• App and web page records
+---+
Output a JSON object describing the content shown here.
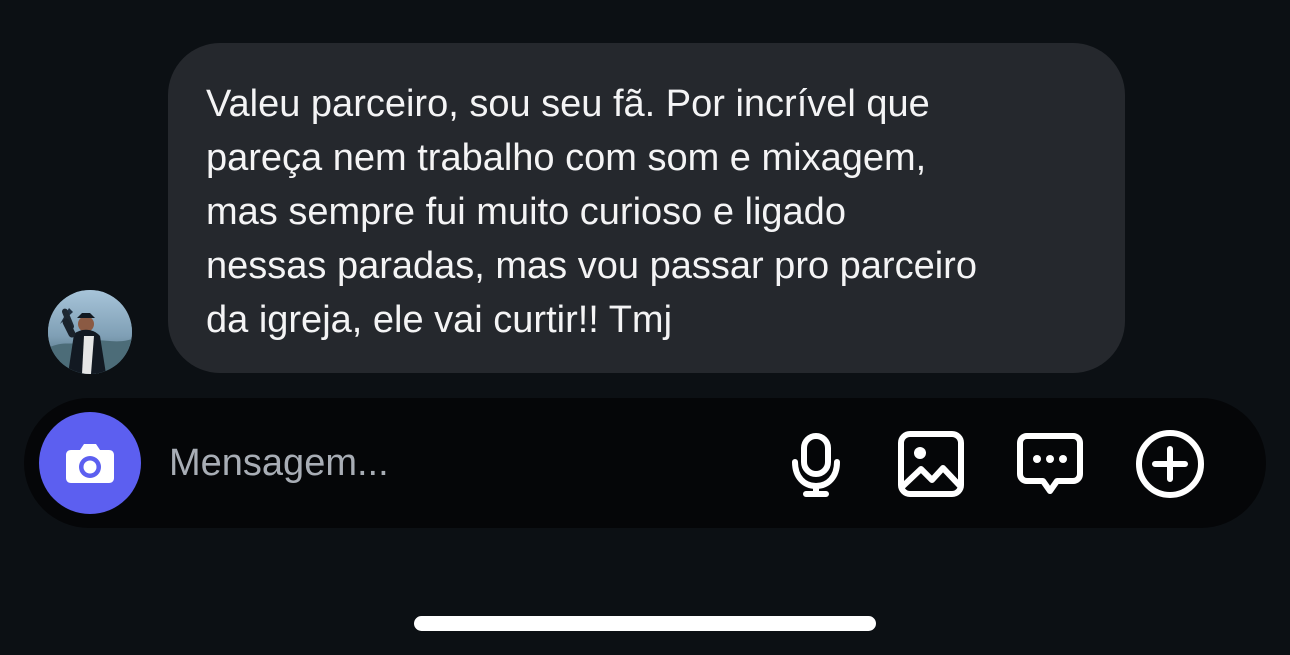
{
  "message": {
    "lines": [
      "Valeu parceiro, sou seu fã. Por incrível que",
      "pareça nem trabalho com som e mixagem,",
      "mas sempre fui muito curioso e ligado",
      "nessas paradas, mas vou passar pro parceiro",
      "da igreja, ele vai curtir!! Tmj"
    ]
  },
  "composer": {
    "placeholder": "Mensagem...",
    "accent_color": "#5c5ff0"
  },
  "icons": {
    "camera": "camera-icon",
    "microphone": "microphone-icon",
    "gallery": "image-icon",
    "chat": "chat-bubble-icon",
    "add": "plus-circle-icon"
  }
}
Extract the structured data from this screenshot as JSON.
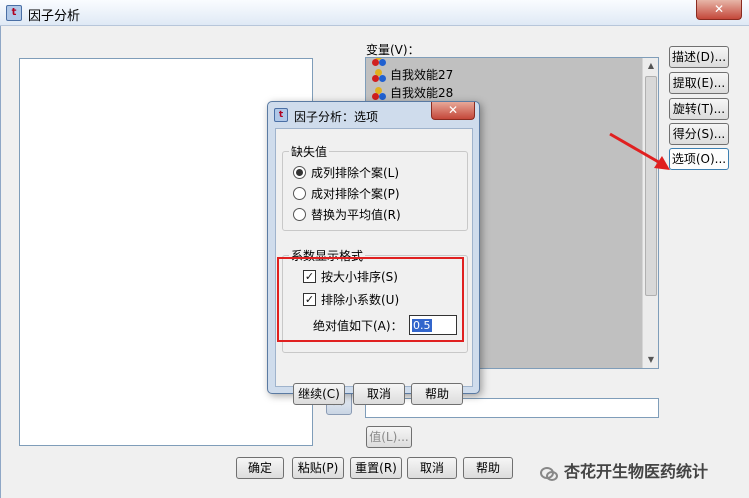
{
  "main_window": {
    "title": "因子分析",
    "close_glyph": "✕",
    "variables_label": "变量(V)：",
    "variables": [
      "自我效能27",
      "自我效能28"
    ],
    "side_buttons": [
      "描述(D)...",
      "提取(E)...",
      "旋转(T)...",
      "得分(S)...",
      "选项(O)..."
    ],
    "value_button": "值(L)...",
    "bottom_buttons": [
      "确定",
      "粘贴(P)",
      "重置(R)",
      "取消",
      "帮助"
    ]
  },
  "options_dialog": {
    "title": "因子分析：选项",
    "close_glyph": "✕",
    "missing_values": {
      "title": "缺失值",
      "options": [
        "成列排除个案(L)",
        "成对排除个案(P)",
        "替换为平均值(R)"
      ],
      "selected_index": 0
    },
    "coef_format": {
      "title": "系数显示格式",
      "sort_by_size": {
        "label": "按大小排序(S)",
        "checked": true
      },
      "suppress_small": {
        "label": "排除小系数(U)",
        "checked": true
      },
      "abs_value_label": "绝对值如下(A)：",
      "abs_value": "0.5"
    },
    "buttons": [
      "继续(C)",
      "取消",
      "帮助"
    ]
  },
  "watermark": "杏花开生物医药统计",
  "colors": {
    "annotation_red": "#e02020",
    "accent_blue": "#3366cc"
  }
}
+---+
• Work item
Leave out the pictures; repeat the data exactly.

• Expected answer
Output a JSON object describing the content shown here.
{
  "message": {
    "lines": [
      "Valeu parceiro, sou seu fã. Por incrível que",
      "pareça nem trabalho com som e mixagem,",
      "mas sempre fui muito curioso e ligado",
      "nessas paradas, mas vou passar pro parceiro",
      "da igreja, ele vai curtir!! Tmj"
    ]
  },
  "composer": {
    "placeholder": "Mensagem...",
    "accent_color": "#5c5ff0"
  },
  "icons": {
    "camera": "camera-icon",
    "microphone": "microphone-icon",
    "gallery": "image-icon",
    "chat": "chat-bubble-icon",
    "add": "plus-circle-icon"
  }
}
Extract the structured data from this screenshot as JSON.
{
  "main_window": {
    "title": "因子分析",
    "close_glyph": "✕",
    "variables_label": "变量(V)：",
    "variables": [
      "自我效能27",
      "自我效能28"
    ],
    "side_buttons": [
      "描述(D)...",
      "提取(E)...",
      "旋转(T)...",
      "得分(S)...",
      "选项(O)..."
    ],
    "value_button": "值(L)...",
    "bottom_buttons": [
      "确定",
      "粘贴(P)",
      "重置(R)",
      "取消",
      "帮助"
    ]
  },
  "options_dialog": {
    "title": "因子分析：选项",
    "close_glyph": "✕",
    "missing_values": {
      "title": "缺失值",
      "options": [
        "成列排除个案(L)",
        "成对排除个案(P)",
        "替换为平均值(R)"
      ],
      "selected_index": 0
    },
    "coef_format": {
      "title": "系数显示格式",
      "sort_by_size": {
        "label": "按大小排序(S)",
        "checked": true
      },
      "suppress_small": {
        "label": "排除小系数(U)",
        "checked": true
      },
      "abs_value_label": "绝对值如下(A)：",
      "abs_value": "0.5"
    },
    "buttons": [
      "继续(C)",
      "取消",
      "帮助"
    ]
  },
  "watermark": "杏花开生物医药统计",
  "colors": {
    "annotation_red": "#e02020",
    "accent_blue": "#3366cc"
  }
}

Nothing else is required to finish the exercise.